Reasons behind the Proposed Real Estate Market Rebound in 2009

When compared to the past few decades, the year 2007 remains among the worst years for real estate markets. Some people have begun comparing the current downfall with the historic downturn that took place in the 1980s. Though it is still not likely that the prices are going to improve during the current year, there are certain indications of recovery for the market within the next year. This may indicate an increase in the prices that fell sharply over the past few months. A good reason behind this anticipation is the frightening fact that the price is likely to hit rock bottom this year and prices simply cannot begin to improve until such a time.

To better understand the possibility of recovery, one must first analyze the factors contributing to the current market slump. One such factor is the doubling of prices that occurred in many states between the years 2000 and 2005; and in fact, there was even tripling in some cases. As such, a very significant number of people, particularly first time buyers, became unable to purchase homes. With a continuing decline in the number of persons able to afford homes, housing sales and prices also decreased.

Lately, news headlines have confirmed lately that sub prime loans have also been contributory in the recent crash. A great number of the loans that were issued over the past few years were actually for buyers who had below average credit scores. Moreover, many loans had been issued with minimum down payments. As real estate prices ceased to increase two years ago, many buyers were surprised to discover that the value of their mortgage had already surpassed their home's current price by a significant amount.

As a result, the number of persons defaulting on their loans began to increase and foreclosure rates quickly followed suit. With an increased foreclosure rate, people are now even more eager to sell their homes. To make the situation even worse, the country is now embarking on an economic crisis and the resultant layoffs in many states have further increased the rates of defaults and foreclosures.

Though a great deal of time has already passed, homeowners are now being offered assistance which may act to slow the rate of increase of foreclosures. It is furthermore expected to assist in stabilizing the market by reducing the high property inventory throughout the country.

A critical point to be noted is that though newspapers are continuously expressing their worries regarding the real estate crash, there still remain some areas where prices continue to increase rather than decrease.

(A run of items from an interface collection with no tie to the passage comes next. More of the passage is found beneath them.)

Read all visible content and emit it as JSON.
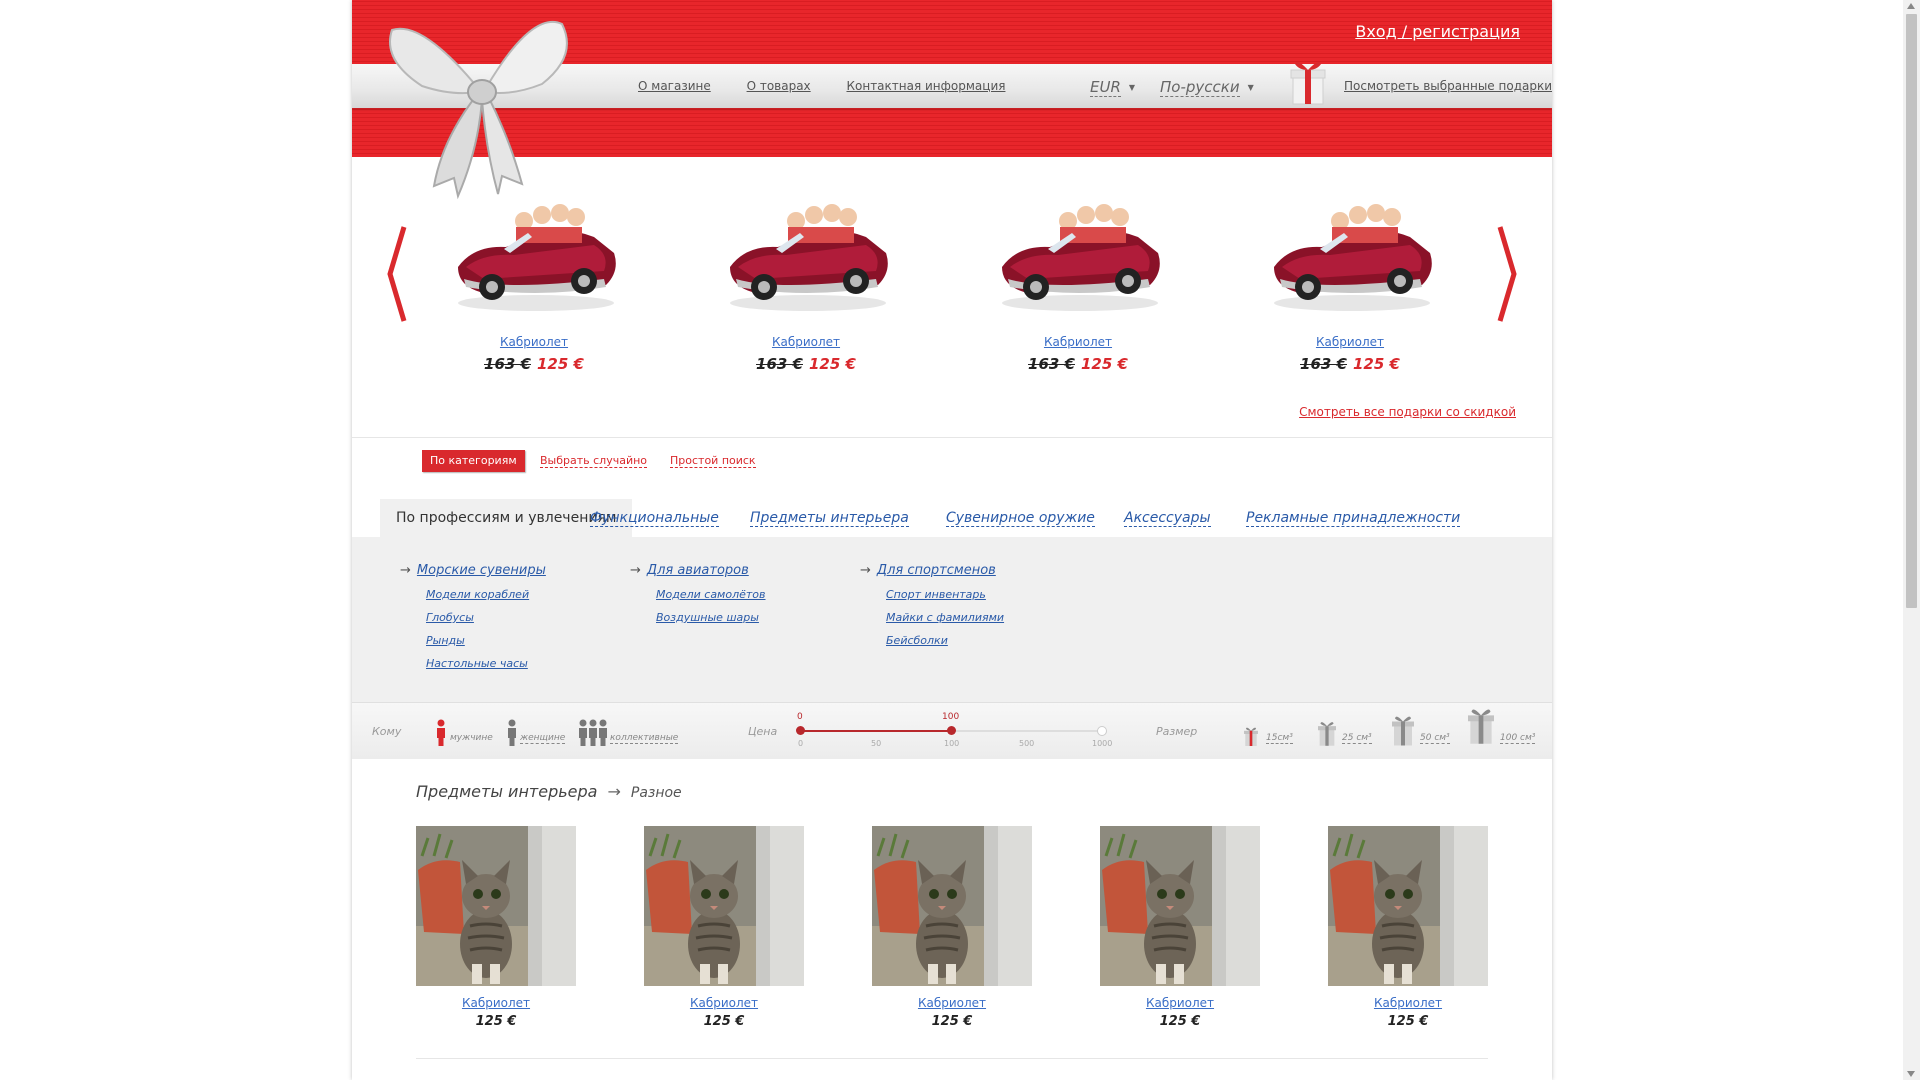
{
  "header": {
    "login": "Вход / регистрация",
    "nav": [
      "О магазине",
      "О товарах",
      "Контактная информация"
    ],
    "currency": "EUR",
    "language": "По-русски",
    "wishlist": "Посмотреть выбранные подарки",
    "brand_color": "#e8262b"
  },
  "carousel": {
    "items": [
      {
        "name": "Кабриолет",
        "old_price": "163 €",
        "new_price": "125 €"
      },
      {
        "name": "Кабриолет",
        "old_price": "163 €",
        "new_price": "125 €"
      },
      {
        "name": "Кабриолет",
        "old_price": "163 €",
        "new_price": "125 €"
      },
      {
        "name": "Кабриолет",
        "old_price": "163 €",
        "new_price": "125 €"
      }
    ],
    "see_all": "Смотреть все подарки со скидкой"
  },
  "search_modes": {
    "active": "По категориям",
    "random": "Выбрать случайно",
    "simple": "Простой поиск"
  },
  "category_tabs": [
    "По профессиям и увлечениям",
    "Функциональные",
    "Предметы интерьера",
    "Сувенирное оружие",
    "Аксессуары",
    "Рекламные принадлежности"
  ],
  "categories": [
    {
      "title": "Морские сувениры",
      "items": [
        "Модели кораблей",
        "Глобусы",
        "Рынды",
        "Настольные часы"
      ]
    },
    {
      "title": "Для авиаторов",
      "items": [
        "Модели самолётов",
        "Воздушные шары"
      ]
    },
    {
      "title": "Для спортсменов",
      "items": [
        "Спорт инвентарь",
        "Майки с фамилиями",
        "Бейсболки"
      ]
    }
  ],
  "filter": {
    "to_label": "Кому",
    "to_options": [
      "мужчине",
      "женщине",
      "коллективные"
    ],
    "price_label": "Цена",
    "price_min": "0",
    "price_max": "100",
    "price_ticks": [
      "0",
      "50",
      "100",
      "500",
      "1000"
    ],
    "price_range_fraction": [
      0,
      0.5
    ],
    "size_label": "Размер",
    "sizes": [
      "15см³",
      "25 см³",
      "50 см³",
      "100 см³"
    ]
  },
  "results": {
    "category": "Предметы интерьера",
    "subcategory": "Разное",
    "items": [
      {
        "name": "Кабриолет",
        "price": "125 €"
      },
      {
        "name": "Кабриолет",
        "price": "125 €"
      },
      {
        "name": "Кабриолет",
        "price": "125 €"
      },
      {
        "name": "Кабриолет",
        "price": "125 €"
      },
      {
        "name": "Кабриолет",
        "price": "125 €"
      }
    ]
  }
}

On average, national real estate prices are approximately 5% lower than the previous year. Nevertheless, many urban areas continue to experience increases. This is mainly because of first-time home-owners who are still able to afford to purchase homes as well as retiring homeowners now seeking to sell their homes and relocate to retirement communities or smaller properties. These areas include Bismarck, North Dakota; Beaumont, Texas; Salt Lake City, Utah; and Charlotte, North Carolina.